• uphold increased restrictions on Iranian imports;

• uphold the requirement of a documented, verifiable certification from companies seeking to contract with the U.S. Government that they are not engaged in sanctionable activities;

• impose financial and property sanctions and a visa ban on, and list publicly, every person that was responsible for or complicit in the commission of serious human rights abuses against citizens of Iran or their family members; and

• uphold the prohibition on procurement contracts with entities that export technology to Iran that the regime could use to restrict or interfere with the exercise of freedom of speech or information.

International efforts have fallen short, meaning that the principal burden of stopping Tehran falls on the U.S. Given that Iran reportedly already has enough enriched uranium for two nuclear weapons and that its enrichment centrifuges continue to spin, the immediate and full implementation of crippling sanctions is vital to stopping Iran before it obtains nuclear weapons capabilities, as well as to address its other threatening policies and behavior. If we fail to take advantage of this opportunity, the consequences for our country, our interests, and our allies could be grave.

Therefore, Mr. President, we urge you to follow through on the commitment you articulated in a speech on March 2, 2007, where you called for “full implementation of U.S. sanctions laws” targeting Iran. Such action will also advance your commitment, as stated on June 4, 2008, that “I will do everything in my power to prevent Iran from obtaining a nuclear weapon.” By imposing these sanctions, and employing other authorities at your disposal, we can end this growing menace before it is too late.


ILEANA ROS-LEHTINEN, Ranking Member, House Committee on Foreign Affairs

JOHN BOEHNER, House Republican Leader

ERIC CANTOR, House Republican Whip

MIKE PENCE, Chairman, House Republican Conference

KEVIN McCARTHY, House Chief Deputy Republican Whip

DAN BURTON, Ranking Member, House Subcommittee on the Middle East and South Asia

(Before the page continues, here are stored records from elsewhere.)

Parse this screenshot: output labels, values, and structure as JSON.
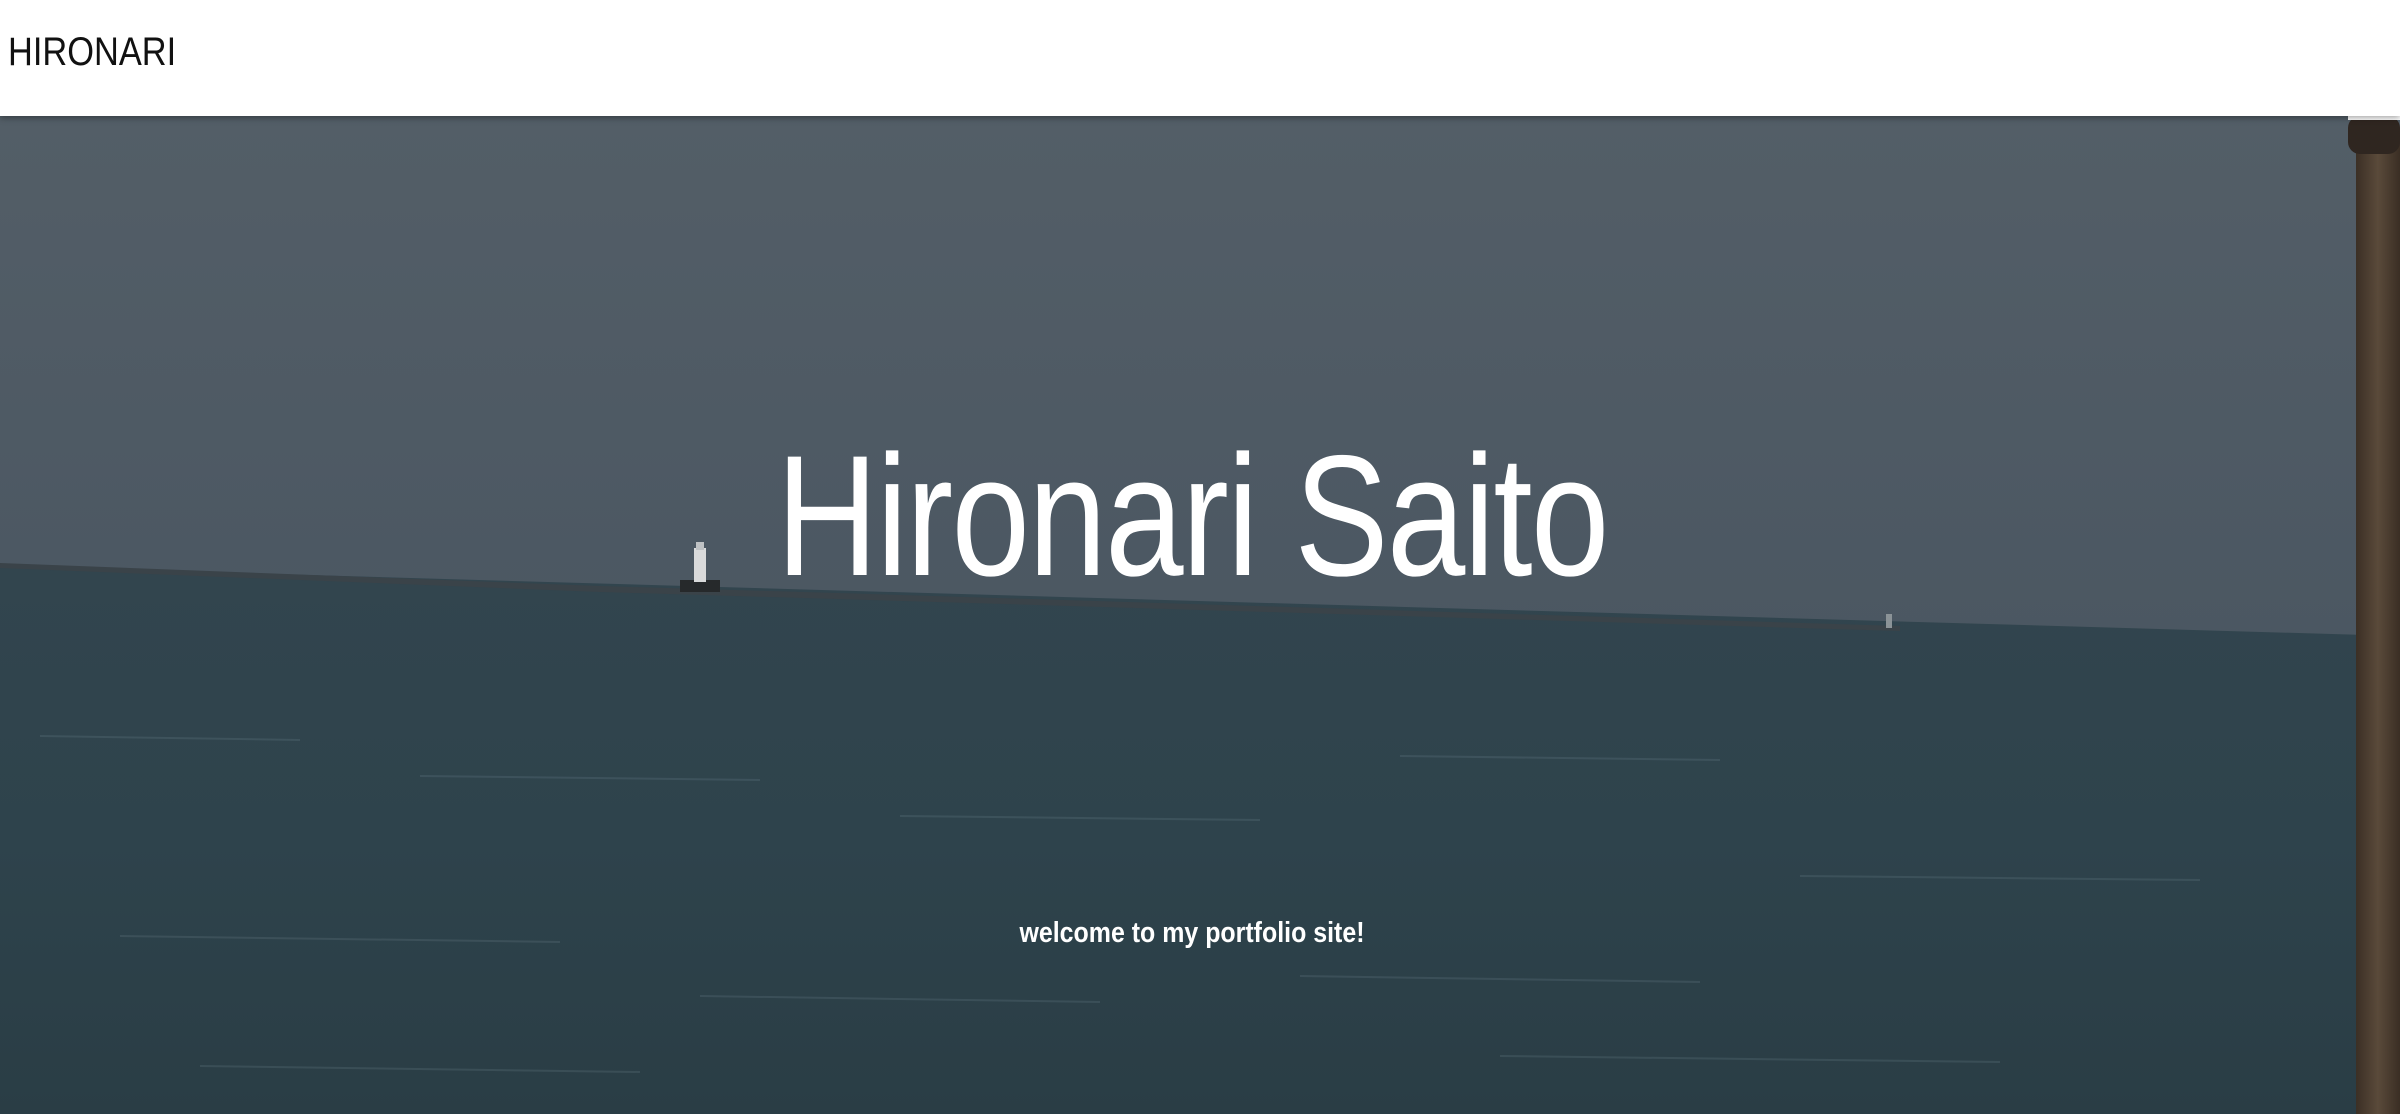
{
  "navbar": {
    "brand": "HIRONARI"
  },
  "hero": {
    "title": "Hironari Saito",
    "subtitle": "welcome to my portfolio site!",
    "background": {
      "sky_color": "#4f5a63",
      "sea_color": "#2d4048",
      "post_color": "#4a3a2c"
    }
  }
}
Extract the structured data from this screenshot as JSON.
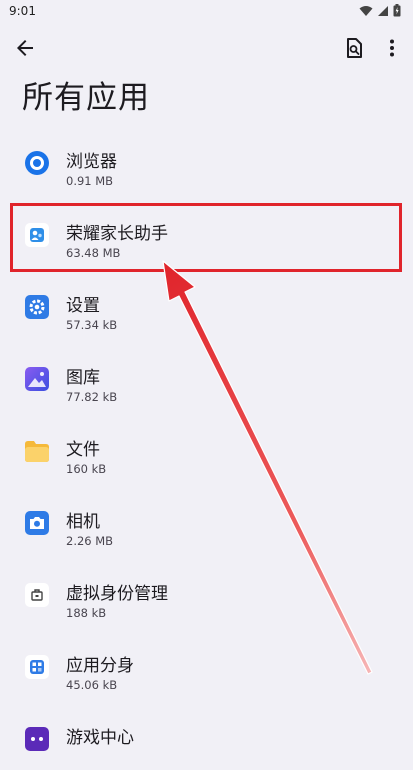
{
  "status_bar": {
    "time": "9:01"
  },
  "toolbar": {
    "back_icon": "arrow-back-icon",
    "search_icon": "search-document-icon",
    "more_icon": "more-vertical-icon"
  },
  "page": {
    "title": "所有应用"
  },
  "apps": [
    {
      "name": "浏览器",
      "size": "0.91 MB",
      "icon": "browser-icon",
      "color": "#1a73e8"
    },
    {
      "name": "荣耀家长助手",
      "size": "63.48 MB",
      "icon": "parent-assistant-icon",
      "color": "#2f8fe8"
    },
    {
      "name": "设置",
      "size": "57.34 kB",
      "icon": "settings-icon",
      "color": "#2f7be5"
    },
    {
      "name": "图库",
      "size": "77.82 kB",
      "icon": "gallery-icon",
      "color": "#6a4fe0"
    },
    {
      "name": "文件",
      "size": "160 kB",
      "icon": "files-icon",
      "color": "#f5b93a"
    },
    {
      "name": "相机",
      "size": "2.26 MB",
      "icon": "camera-icon",
      "color": "#2e7be6"
    },
    {
      "name": "虚拟身份管理",
      "size": "188 kB",
      "icon": "virtual-identity-icon",
      "color": "#444444"
    },
    {
      "name": "应用分身",
      "size": "45.06 kB",
      "icon": "app-clone-icon",
      "color": "#2e7be6"
    },
    {
      "name": "游戏中心",
      "size": "",
      "icon": "game-center-icon",
      "color": "#5b2ab8"
    }
  ],
  "annotation": {
    "highlight_color": "#e0242b",
    "arrow_color": "#e0242b"
  }
}
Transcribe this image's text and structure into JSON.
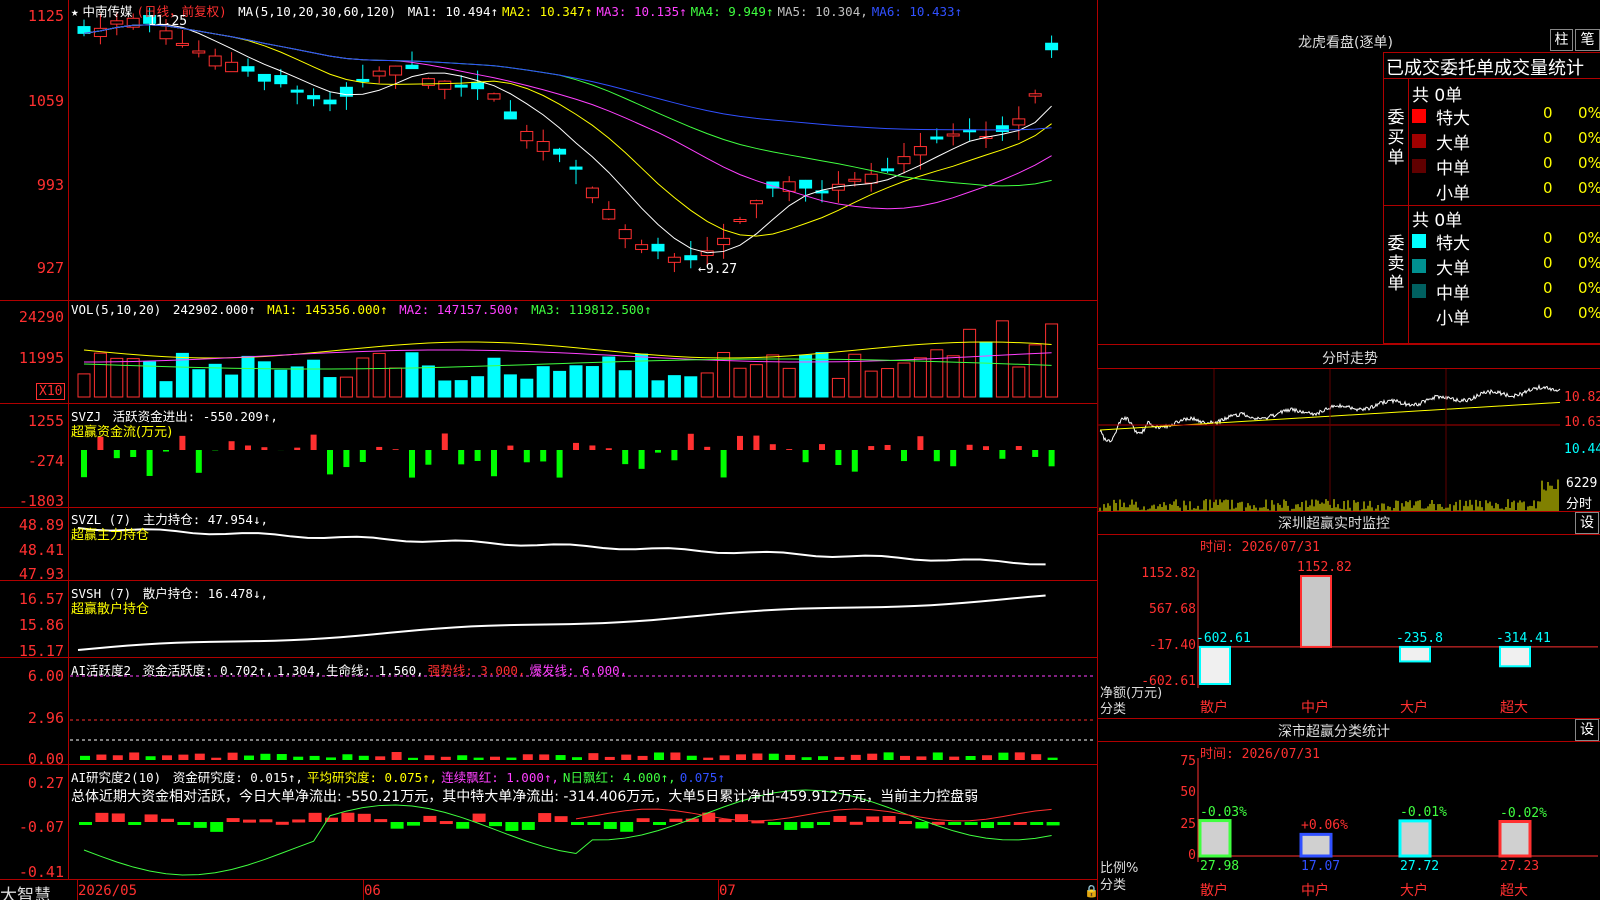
{
  "stock": {
    "title": "中南传媒",
    "period": "(日线，前复权)",
    "star": "★"
  },
  "ma_legend": {
    "label": "MA(5,10,20,30,60,120)",
    "items": [
      {
        "t": "MA1: 10.494↑",
        "c": "#ffffff"
      },
      {
        "t": "MA2: 10.347↑",
        "c": "#ffff00"
      },
      {
        "t": "MA3: 10.135↑",
        "c": "#ff40ff"
      },
      {
        "t": "MA4: 9.949↑",
        "c": "#40ff40"
      },
      {
        "t": "MA5: 10.304,",
        "c": "#c0c0c0"
      },
      {
        "t": "MA6: 10.433↑",
        "c": "#3050ff"
      }
    ]
  },
  "price_axis": [
    "1125",
    "1059",
    "993",
    "927"
  ],
  "annotations": {
    "high": "11.25",
    "low": "9.27"
  },
  "vol": {
    "label": "VOL(5,10,20)",
    "value": "242902.000↑",
    "ma1": "MA1: 145356.000↑",
    "ma2": "MA2: 147157.500↑",
    "ma3": "MA3: 119812.500↑",
    "axis": [
      "24290",
      "11995"
    ],
    "unit": "X10"
  },
  "svzj": {
    "label": "SVZJ",
    "title": "活跃资金进出: -550.209↑,",
    "sub": "超赢资金流(万元)",
    "axis": [
      "1255",
      "-274",
      "-1803"
    ]
  },
  "svzl": {
    "label": "SVZL (7)",
    "title": "主力持仓: 47.954↓,",
    "sub": "超赢主力持仓",
    "axis": [
      "48.89",
      "48.41",
      "47.93"
    ]
  },
  "svsh": {
    "label": "SVSH (7)",
    "title": "散户持仓: 16.478↓,",
    "sub": "超赢散户持仓",
    "axis": [
      "16.57",
      "15.86",
      "15.17"
    ]
  },
  "ai_active": {
    "label": "AI活跃度2",
    "items": [
      {
        "t": "资金活跃度: 0.702↑,",
        "c": "#ffffff"
      },
      {
        "t": "1.304,",
        "c": "#ffffff"
      },
      {
        "t": "生命线: 1.560,",
        "c": "#ffffff"
      },
      {
        "t": "强势线: 3.000,",
        "c": "#ff3030"
      },
      {
        "t": "爆发线: 6.000,",
        "c": "#ff40ff"
      }
    ],
    "axis": [
      "6.00",
      "2.96",
      "0.00"
    ]
  },
  "ai_research": {
    "label": "AI研究度2(10)",
    "items": [
      {
        "t": "资金研究度: 0.015↑,",
        "c": "#ffffff"
      },
      {
        "t": "平均研究度: 0.075↑,",
        "c": "#ffff00"
      },
      {
        "t": "连续飘红: 1.000↑,",
        "c": "#ff40ff"
      },
      {
        "t": "N日飘红: 4.000↑,",
        "c": "#40ff40"
      },
      {
        "t": "0.075↑",
        "c": "#3050ff"
      }
    ],
    "summary": "总体近期大资金相对活跃，今日大单净流出: -550.21万元，其中特大单净流出: -314.406万元，大单5日累计净出-459.912万元，当前主力控盘弱",
    "axis": [
      "0.27",
      "-0.07",
      "-0.41"
    ]
  },
  "date_axis": [
    "2026/05",
    "06",
    "07"
  ],
  "brand": "大智慧",
  "lhb": {
    "title": "龙虎看盘(逐单)",
    "tab1": "柱",
    "tab2": "笔",
    "header": "已成交委托单成交量统计",
    "buy": {
      "side": "委买单",
      "total": "共 0单",
      "rows": [
        {
          "n": "特大",
          "v": "0",
          "p": "0%",
          "c": "#ff0000"
        },
        {
          "n": "大单",
          "v": "0",
          "p": "0%",
          "c": "#a00000"
        },
        {
          "n": "中单",
          "v": "0",
          "p": "0%",
          "c": "#600000"
        },
        {
          "n": "小单",
          "v": "0",
          "p": "0%",
          "c": "#000000"
        }
      ]
    },
    "sell": {
      "side": "委卖单",
      "total": "共 0单",
      "rows": [
        {
          "n": "特大",
          "v": "0",
          "p": "0%",
          "c": "#00ffff"
        },
        {
          "n": "大单",
          "v": "0",
          "p": "0%",
          "c": "#009090"
        },
        {
          "n": "中单",
          "v": "0",
          "p": "0%",
          "c": "#006060"
        },
        {
          "n": "小单",
          "v": "0",
          "p": "0%",
          "c": "#000000"
        }
      ]
    }
  },
  "intraday": {
    "title": "分时走势",
    "axis": [
      "10.82",
      "10.63",
      "10.44"
    ],
    "vol": "6229",
    "vol_label": "分时"
  },
  "sz_monitor": {
    "title": "深圳超赢实时监控",
    "btn": "设",
    "time": "时间: 2026/07/31",
    "axis": [
      "1152.82",
      "567.68",
      "-17.40",
      "-602.61"
    ],
    "ylabel1": "净额(万元)",
    "ylabel2": "分类",
    "cats": [
      "散户",
      "中户",
      "大户",
      "超大"
    ],
    "values": [
      -602.61,
      1152.82,
      -235.8,
      -314.41
    ],
    "labels": [
      "-602.61",
      "1152.82",
      "-235.8",
      "-314.41"
    ]
  },
  "sz_class": {
    "title": "深市超赢分类统计",
    "btn": "设",
    "time": "时间: 2026/07/31",
    "axis": [
      "75",
      "50",
      "25",
      "0"
    ],
    "ylabel1": "比例%",
    "ylabel2": "分类",
    "cats": [
      "散户",
      "中户",
      "大户",
      "超大"
    ],
    "values": [
      27.98,
      17.07,
      27.72,
      27.23
    ],
    "labels": [
      "27.98",
      "17.07",
      "27.72",
      "27.23"
    ],
    "changes": [
      "-0.03%",
      "+0.06%",
      "-0.01%",
      "-0.02%"
    ],
    "colors": [
      "#40ff40",
      "#3050ff",
      "#00ffff",
      "#ff3030"
    ]
  }
}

EDWARD R. ROYCE, Ranking Member, House Subcommittee on Terrorism, Nonproliferation, and Trade

SCOTT GARRETT, Ranking Member, House Subcommittee on Capital Markets, Insurance, and Government-Sponsored Enterprises

THADDEUS McCOTTER, Chairman, House Republican Policy Committee

TOM PRICE, Chairman, House Republican Study Committee